Input material
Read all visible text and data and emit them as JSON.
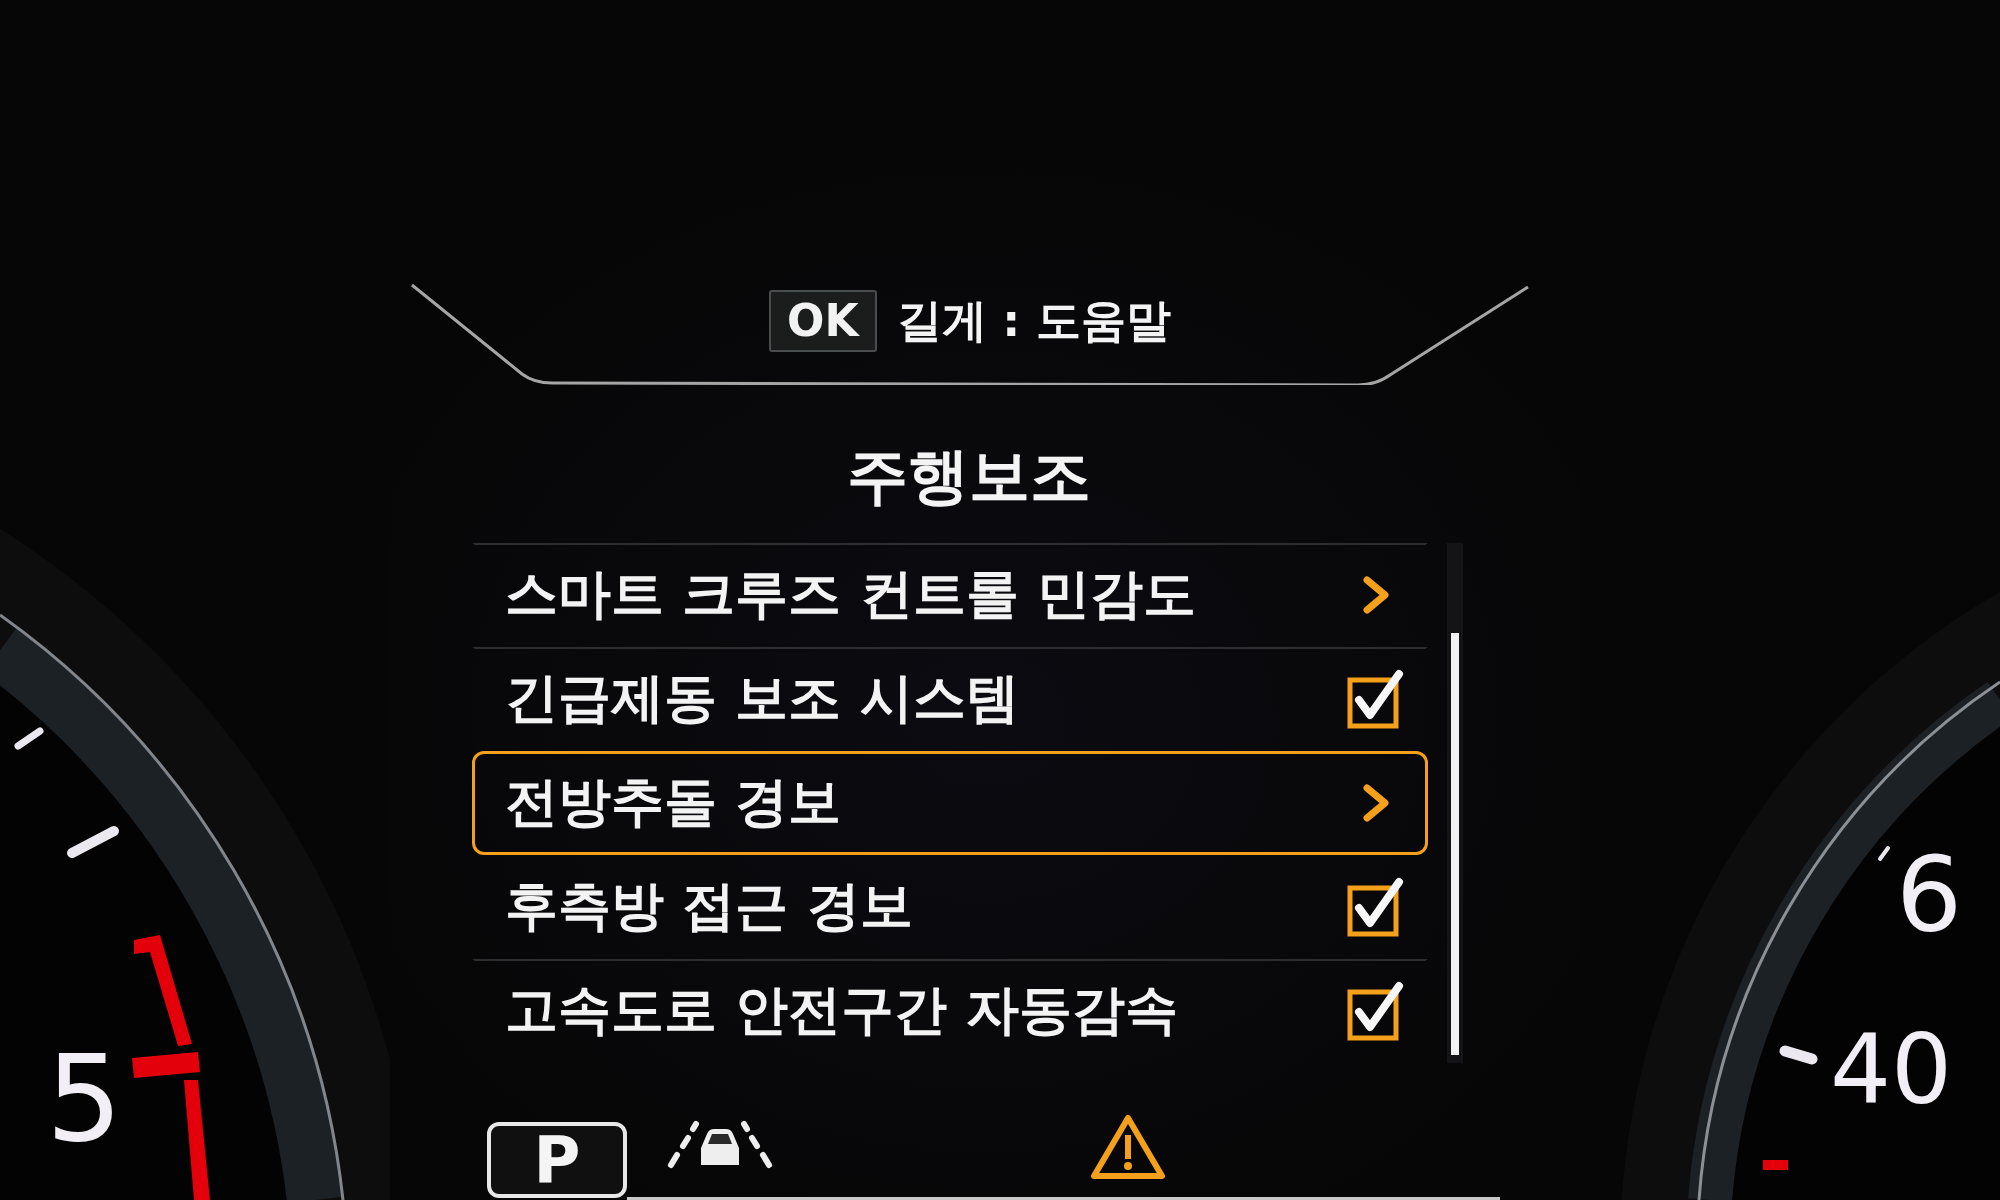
{
  "header": {
    "key": "OK",
    "hint": "길게 : 도움말"
  },
  "title": "주행보조",
  "items": [
    {
      "label": "스마트 크루즈 컨트롤 민감도",
      "kind": "submenu",
      "selected": false
    },
    {
      "label": "긴급제동 보조 시스템",
      "kind": "toggle",
      "checked": true,
      "selected": false
    },
    {
      "label": "전방추돌 경보",
      "kind": "submenu",
      "selected": true
    },
    {
      "label": "후측방 접근 경보",
      "kind": "toggle",
      "checked": true,
      "selected": false
    },
    {
      "label": "고속도로 안전구간 자동감속",
      "kind": "toggle",
      "checked": true,
      "selected": false
    }
  ],
  "status_bar": {
    "gear": "P"
  },
  "left_gauge": {
    "labels": [
      "5"
    ]
  },
  "right_gauge": {
    "labels": [
      "6",
      "40"
    ]
  }
}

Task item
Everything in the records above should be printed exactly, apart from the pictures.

Solution to this exercise
Read all visible text and data and emit them as JSON.
{
  "header": {
    "key": "OK",
    "hint": "길게 : 도움말"
  },
  "title": "주행보조",
  "items": [
    {
      "label": "스마트 크루즈 컨트롤 민감도",
      "kind": "submenu",
      "selected": false
    },
    {
      "label": "긴급제동 보조 시스템",
      "kind": "toggle",
      "checked": true,
      "selected": false
    },
    {
      "label": "전방추돌 경보",
      "kind": "submenu",
      "selected": true
    },
    {
      "label": "후측방 접근 경보",
      "kind": "toggle",
      "checked": true,
      "selected": false
    },
    {
      "label": "고속도로 안전구간 자동감속",
      "kind": "toggle",
      "checked": true,
      "selected": false
    }
  ],
  "status_bar": {
    "gear": "P"
  },
  "left_gauge": {
    "labels": [
      "5"
    ]
  },
  "right_gauge": {
    "labels": [
      "6",
      "40"
    ]
  }
}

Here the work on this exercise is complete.